We're unable to sign you in at this time. Please try again in a few minutes.
We were able to sign you in, but your subscription(s) could not be found. Please try again in a few minutes.
There may be a problem with your account. Please contact the AMA Service Center to resolve this issue.
Contact the AMA Service Center:
Telephone: 1 (800) 262-2350 or 1 (312) 670-7827  *   Email: subscriptions@jamanetwork.com
Error Message ......
Editorial |

Improving Treatment of Urinary Incontinence

Neil M. Resnick, MD
JAMA. 1998;280(23):2034-2035. doi:10.1001/jama.280.23.2034.
Text Size: A A A
Published online


More than 15 million persons in the United States have urinary incontinence,1 a condition more prevalent than diabetes mellitus. Urinary incontinence not only causes considerable medical and psychosocial morbidity but it also engenders enormous costs. Conservative projections for costs related to diagnosis and treatment of urinary incontinence exceed $26 billion annually,2 more than is expended by Medicare on dialysis (O. Cohen, oral communication, November 1998) and coronary bypass grafting combined.3 Moreover, these costs apply only to individuals older than 65 years, who constitute less than half of those with urinary incontinence. Unfortunately, most physicians have received little education about incontinence, fail to screen for it, and view the likelihood of successful treatment as low.1 Thus, it is fitting that the study by Burgio et al, which examines the efficacy of biofeedback for urge incontinence, should appear in JAMA.4

Sign in

Purchase Options

• Buy this article
• Subscribe to the journal
• Rent this article ?

First Page Preview

View Large
First page PDF preview




Also Meets CME requirements for:
Browse CME for all U.S. States
Accreditation Information
The American Medical Association is accredited by the Accreditation Council for Continuing Medical Education to provide continuing medical education for physicians. The AMA designates this journal-based CME activity for a maximum of 1 AMA PRA Category 1 CreditTM per course. Physicians should claim only the credit commensurate with the extent of their participation in the activity.
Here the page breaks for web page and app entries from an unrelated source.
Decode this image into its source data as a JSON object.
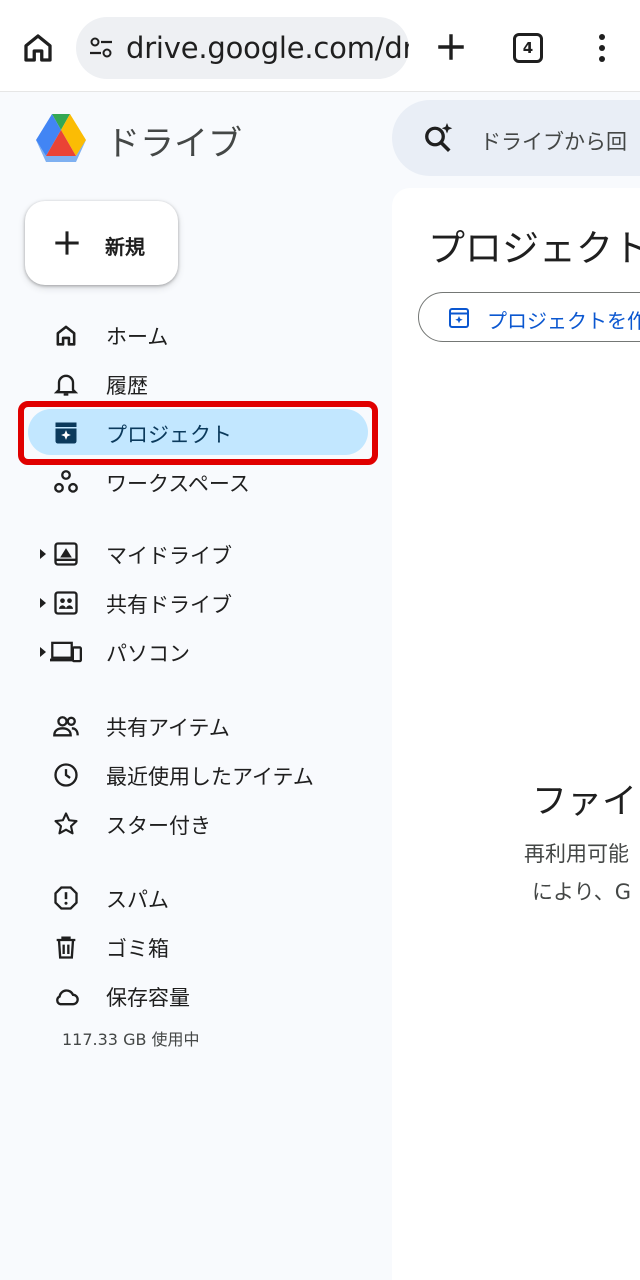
{
  "browser": {
    "url": "drive.google.com/driv",
    "tab_count": "4"
  },
  "app": {
    "brand": "ドライブ"
  },
  "new_button": {
    "label": "新規"
  },
  "nav": {
    "primary": [
      {
        "label": "ホーム",
        "icon": "home-icon"
      },
      {
        "label": "履歴",
        "icon": "bell-icon"
      },
      {
        "label": "プロジェクト",
        "icon": "project-icon",
        "active": true
      },
      {
        "label": "ワークスペース",
        "icon": "workspace-icon"
      }
    ],
    "drives": [
      {
        "label": "マイドライブ",
        "icon": "my-drive-icon"
      },
      {
        "label": "共有ドライブ",
        "icon": "shared-drive-icon"
      },
      {
        "label": "パソコン",
        "icon": "computer-icon"
      }
    ],
    "views": [
      {
        "label": "共有アイテム",
        "icon": "people-icon"
      },
      {
        "label": "最近使用したアイテム",
        "icon": "clock-icon"
      },
      {
        "label": "スター付き",
        "icon": "star-icon"
      }
    ],
    "other": [
      {
        "label": "スパム",
        "icon": "spam-icon"
      },
      {
        "label": "ゴミ箱",
        "icon": "trash-icon"
      },
      {
        "label": "保存容量",
        "icon": "cloud-icon"
      }
    ]
  },
  "storage_text": "117.33 GB 使用中",
  "search": {
    "placeholder": "ドライブから回"
  },
  "main": {
    "title": "プロジェクト",
    "create_chip": "プロジェクトを作",
    "empty_title": "ファイ",
    "empty_line1": "再利用可能",
    "empty_line2": "により、G"
  },
  "colors": {
    "active_bg": "#c2e7ff",
    "highlight": "#e00000",
    "accent": "#0b57d0"
  }
}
Physicians who complete the CME course and score at least 80% correct on the quiz are eligible for AMA PRA Category 1 CreditTM.
Note: You must get at least of the answers correct to pass this quiz.
Please click the checkbox indicating that you have read the full article in order to submit your answers.
Your answers have been saved for later.
You have not filled in all the answers to complete this quiz
The following questions were not answered:
Sorry, you have unsuccessfully completed this CME quiz with a score of
The following questions were not answered correctly:
Commitment to Change (optional):
Indicate what change(s) you will implement in your practice, if any, based on this CME course.
Your quiz results:
The filled radio buttons indicate your responses. The preferred responses are highlighted
For CME Course: A Proposed Model for Initial Assessment and Management of Acute Heart Failure Syndromes
Indicate what changes(s) you will implement in your practice, if any, based on this CME course.


Some tools below are only available to our subscribers or users with an online account.

25 Citations

Sign in

Purchase Options

• Buy this article
• Subscribe to the journal
• Rent this article ?

Related Content

Customize your page view by dragging & repositioning the boxes below.

Articles Related By Topic
Related Collections
CME Related by Topic
PubMed Articles

The Rational Clinical Examination: Evidence-Based Clinical Diagnosis
Original Article: Is This Woman Perimenopausal?

The Rational Clinical Examination: Evidence-Based Clinical Diagnosis
Evaluation of Perimenopause